**Problem details:** Copy out each line below in which the string "JSON" appears.

**Records supplied:**
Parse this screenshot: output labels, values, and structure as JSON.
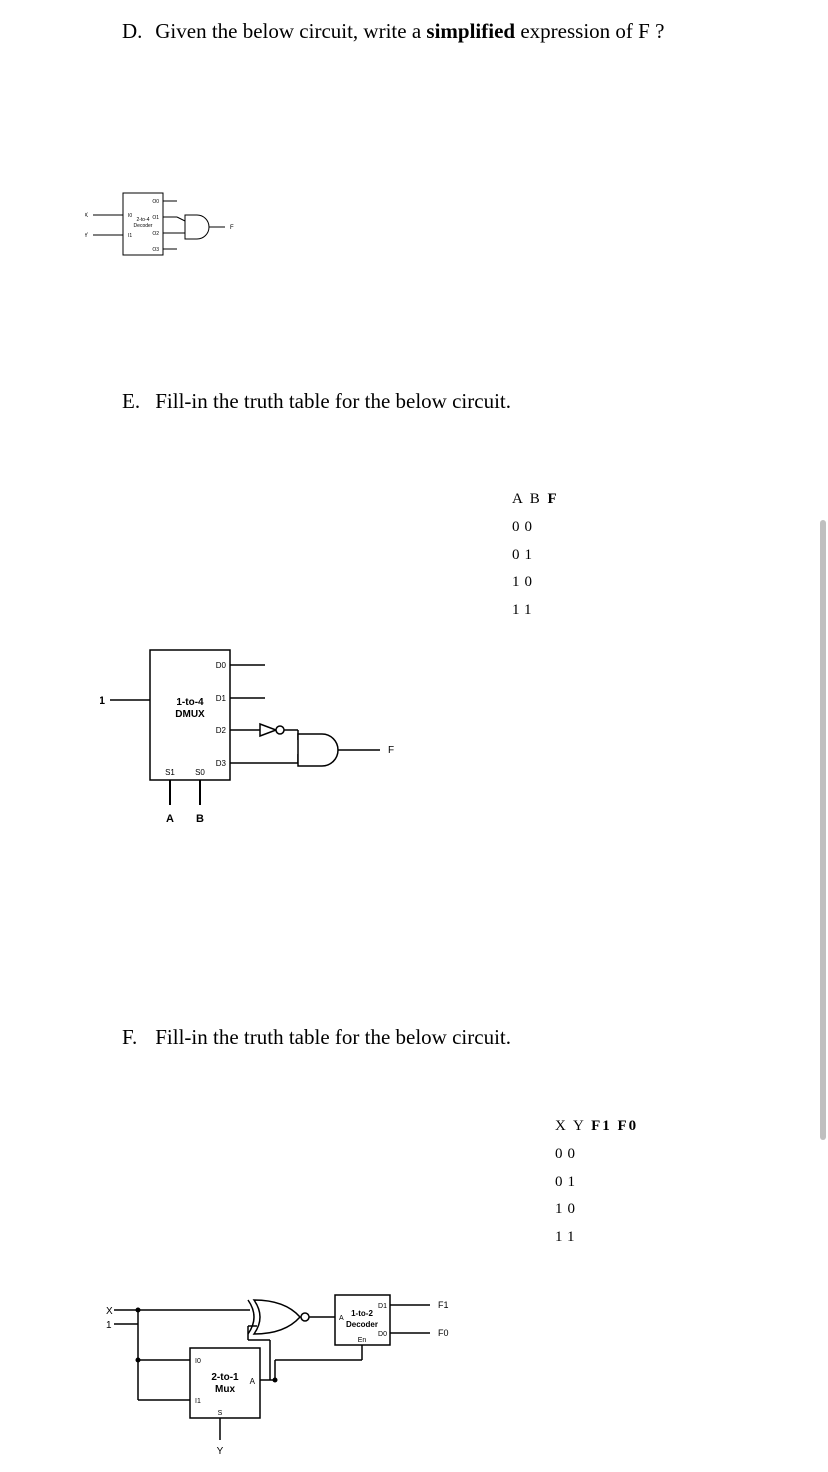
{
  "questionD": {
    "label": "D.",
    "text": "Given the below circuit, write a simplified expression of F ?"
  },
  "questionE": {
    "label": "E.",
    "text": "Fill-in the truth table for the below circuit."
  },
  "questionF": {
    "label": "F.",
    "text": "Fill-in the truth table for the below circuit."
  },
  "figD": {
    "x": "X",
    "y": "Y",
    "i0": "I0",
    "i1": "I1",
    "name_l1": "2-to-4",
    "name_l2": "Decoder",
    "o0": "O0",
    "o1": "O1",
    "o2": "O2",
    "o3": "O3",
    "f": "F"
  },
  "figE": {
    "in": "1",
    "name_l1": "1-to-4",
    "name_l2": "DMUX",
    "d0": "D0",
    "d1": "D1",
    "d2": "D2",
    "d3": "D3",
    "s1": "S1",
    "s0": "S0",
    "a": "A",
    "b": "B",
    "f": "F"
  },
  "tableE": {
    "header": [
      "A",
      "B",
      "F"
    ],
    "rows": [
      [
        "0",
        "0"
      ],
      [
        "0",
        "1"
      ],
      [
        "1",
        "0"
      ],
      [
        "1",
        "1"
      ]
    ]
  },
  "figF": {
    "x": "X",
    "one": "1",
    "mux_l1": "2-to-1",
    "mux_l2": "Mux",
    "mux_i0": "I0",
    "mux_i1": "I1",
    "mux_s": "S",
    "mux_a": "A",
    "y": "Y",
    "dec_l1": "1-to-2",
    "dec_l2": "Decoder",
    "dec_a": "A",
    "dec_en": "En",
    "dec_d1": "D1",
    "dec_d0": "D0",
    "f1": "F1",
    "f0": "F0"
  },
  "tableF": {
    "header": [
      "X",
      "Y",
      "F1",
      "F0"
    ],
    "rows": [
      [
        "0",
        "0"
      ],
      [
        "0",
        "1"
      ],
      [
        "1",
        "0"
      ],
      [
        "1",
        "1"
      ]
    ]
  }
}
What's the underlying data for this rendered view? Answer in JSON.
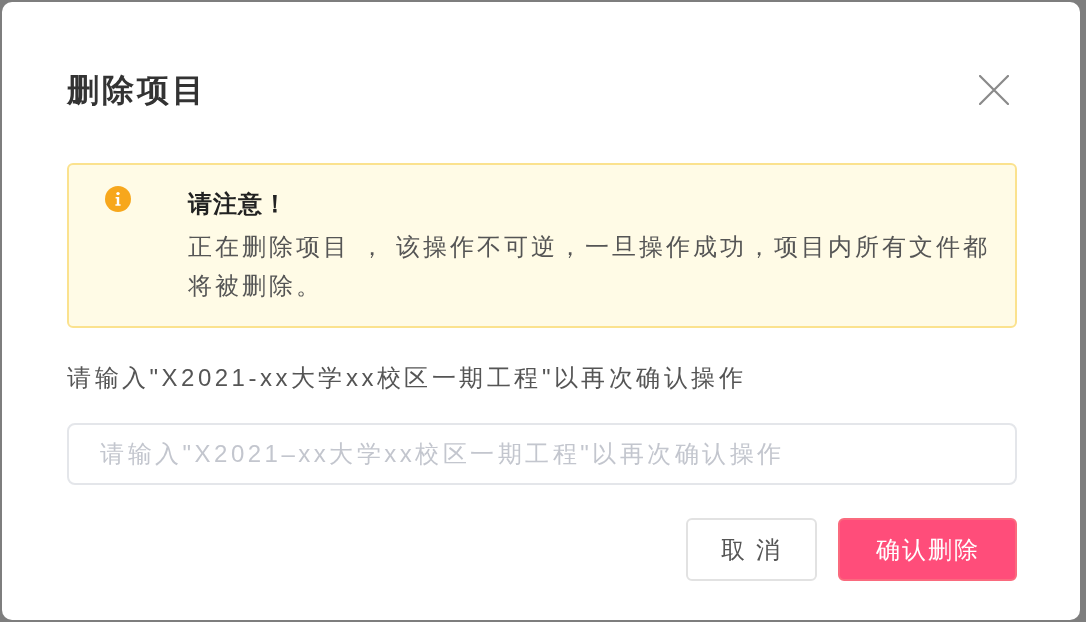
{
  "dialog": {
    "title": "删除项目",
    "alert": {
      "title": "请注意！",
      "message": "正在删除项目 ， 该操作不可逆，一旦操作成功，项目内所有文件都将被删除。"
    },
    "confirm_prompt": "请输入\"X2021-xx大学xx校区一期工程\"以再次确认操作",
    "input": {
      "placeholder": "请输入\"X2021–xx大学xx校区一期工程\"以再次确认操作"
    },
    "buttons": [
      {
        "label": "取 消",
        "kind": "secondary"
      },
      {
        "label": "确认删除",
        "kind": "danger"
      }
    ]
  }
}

**Task response:**
Parse this screenshot: output labels, values, and structure as JSON.
What's the underlying data for this rendered view? Answer in JSON.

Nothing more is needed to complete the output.